• Given data
○ ○ ○ ○ ○
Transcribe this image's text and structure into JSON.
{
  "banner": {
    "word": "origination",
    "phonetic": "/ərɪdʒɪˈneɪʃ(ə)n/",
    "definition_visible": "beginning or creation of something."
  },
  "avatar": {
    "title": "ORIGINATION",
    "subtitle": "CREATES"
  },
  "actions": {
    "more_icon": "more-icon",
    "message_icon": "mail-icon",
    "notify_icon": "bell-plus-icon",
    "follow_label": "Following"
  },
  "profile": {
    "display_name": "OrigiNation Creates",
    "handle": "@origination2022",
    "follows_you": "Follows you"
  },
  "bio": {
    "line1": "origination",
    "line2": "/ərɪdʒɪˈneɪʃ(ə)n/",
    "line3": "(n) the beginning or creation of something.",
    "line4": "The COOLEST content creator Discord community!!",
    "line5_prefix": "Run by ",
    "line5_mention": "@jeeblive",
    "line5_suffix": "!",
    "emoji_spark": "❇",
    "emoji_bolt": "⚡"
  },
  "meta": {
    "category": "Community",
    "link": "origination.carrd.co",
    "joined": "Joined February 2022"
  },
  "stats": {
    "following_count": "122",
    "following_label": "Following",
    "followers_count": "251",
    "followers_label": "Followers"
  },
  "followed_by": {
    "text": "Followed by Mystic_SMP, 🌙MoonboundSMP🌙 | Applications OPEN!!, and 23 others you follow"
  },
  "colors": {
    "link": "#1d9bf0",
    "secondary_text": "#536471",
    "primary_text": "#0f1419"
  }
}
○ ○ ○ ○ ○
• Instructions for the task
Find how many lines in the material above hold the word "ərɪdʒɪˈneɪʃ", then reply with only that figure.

• Answer below
2